Without reverting further to his success as a state financier, we will state that his honesty, integrity, discreet management of the public funds, his high social standing and unflinching adherence to the principles of the political party he espouses, have endeared him to the people of our state. His honesty is proverbial and his popularity great, having the respect of all and the enmity of but few. His liberality is acknowledged, although many of his acts of kindness are known to none but himself and the grateful recipients. Mr. Hirsch as a private citizen is greatly respected by all, and has served as a member of the common council of the city of Salem for several terms. Mr. Hirsch has been a prominent and active member of the Republican party for many years. He served as chairman of the Republican county central committee in the year 1876 with great ability. He has long been a prominent, useful and active member of the I.O.O.F. and of the A.O.U.W.

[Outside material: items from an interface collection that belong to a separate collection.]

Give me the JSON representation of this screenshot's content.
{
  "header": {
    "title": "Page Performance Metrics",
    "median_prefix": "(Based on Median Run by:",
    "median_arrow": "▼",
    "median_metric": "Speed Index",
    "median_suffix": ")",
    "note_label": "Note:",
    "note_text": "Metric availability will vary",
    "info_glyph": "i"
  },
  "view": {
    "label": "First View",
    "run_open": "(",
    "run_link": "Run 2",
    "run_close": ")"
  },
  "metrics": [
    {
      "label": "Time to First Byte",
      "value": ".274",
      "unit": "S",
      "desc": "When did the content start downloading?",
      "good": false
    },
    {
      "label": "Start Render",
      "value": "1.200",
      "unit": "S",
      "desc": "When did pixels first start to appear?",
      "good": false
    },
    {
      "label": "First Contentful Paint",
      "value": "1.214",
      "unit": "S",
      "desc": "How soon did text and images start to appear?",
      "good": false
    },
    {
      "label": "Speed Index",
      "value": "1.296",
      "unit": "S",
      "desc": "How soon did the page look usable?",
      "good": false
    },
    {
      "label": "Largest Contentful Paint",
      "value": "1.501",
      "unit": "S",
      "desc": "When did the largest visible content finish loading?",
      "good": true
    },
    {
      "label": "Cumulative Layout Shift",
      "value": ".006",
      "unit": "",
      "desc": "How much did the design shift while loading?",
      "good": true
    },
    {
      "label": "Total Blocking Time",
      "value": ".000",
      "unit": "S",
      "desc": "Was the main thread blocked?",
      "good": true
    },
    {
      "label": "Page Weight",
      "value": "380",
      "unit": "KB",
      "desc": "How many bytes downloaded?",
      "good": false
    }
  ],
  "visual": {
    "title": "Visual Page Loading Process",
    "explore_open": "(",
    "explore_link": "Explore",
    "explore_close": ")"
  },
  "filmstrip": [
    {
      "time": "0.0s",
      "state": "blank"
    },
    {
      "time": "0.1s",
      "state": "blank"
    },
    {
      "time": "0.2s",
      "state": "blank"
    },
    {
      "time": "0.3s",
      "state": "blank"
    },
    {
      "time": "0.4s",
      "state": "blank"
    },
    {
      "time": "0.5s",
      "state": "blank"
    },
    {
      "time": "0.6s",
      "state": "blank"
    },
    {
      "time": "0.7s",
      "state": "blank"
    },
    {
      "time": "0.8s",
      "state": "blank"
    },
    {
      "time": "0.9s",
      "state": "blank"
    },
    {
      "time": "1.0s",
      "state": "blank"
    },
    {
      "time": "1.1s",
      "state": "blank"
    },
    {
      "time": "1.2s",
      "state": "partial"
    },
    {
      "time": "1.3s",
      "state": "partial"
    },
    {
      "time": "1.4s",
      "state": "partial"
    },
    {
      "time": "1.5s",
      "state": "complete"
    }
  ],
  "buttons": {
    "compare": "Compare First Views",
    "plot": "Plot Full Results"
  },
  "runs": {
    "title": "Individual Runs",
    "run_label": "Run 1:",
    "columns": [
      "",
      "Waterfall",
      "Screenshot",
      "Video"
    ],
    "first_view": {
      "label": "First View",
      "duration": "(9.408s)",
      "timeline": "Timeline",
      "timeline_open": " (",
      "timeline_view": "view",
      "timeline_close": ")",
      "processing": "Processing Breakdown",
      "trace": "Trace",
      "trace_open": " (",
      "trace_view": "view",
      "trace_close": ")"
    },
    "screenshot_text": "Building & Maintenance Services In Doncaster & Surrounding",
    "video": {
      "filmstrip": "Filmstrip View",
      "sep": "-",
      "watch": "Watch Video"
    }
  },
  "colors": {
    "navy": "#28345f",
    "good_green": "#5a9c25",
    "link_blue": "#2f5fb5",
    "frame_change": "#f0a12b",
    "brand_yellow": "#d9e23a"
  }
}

Mr. Hirsch was married May 10, 1868, to Miss Nettie Davis; and their family now consists of seven interesting children. Mr. and Mrs. Hirsch take an active interest in all social and public affairs. As an active, thorough-going and public-spirited citizen, Mr. Hirsch is destined to many long years of usefulness; and the people of this state will not fail to take advantage of his great abilities in the future as they have done in the past.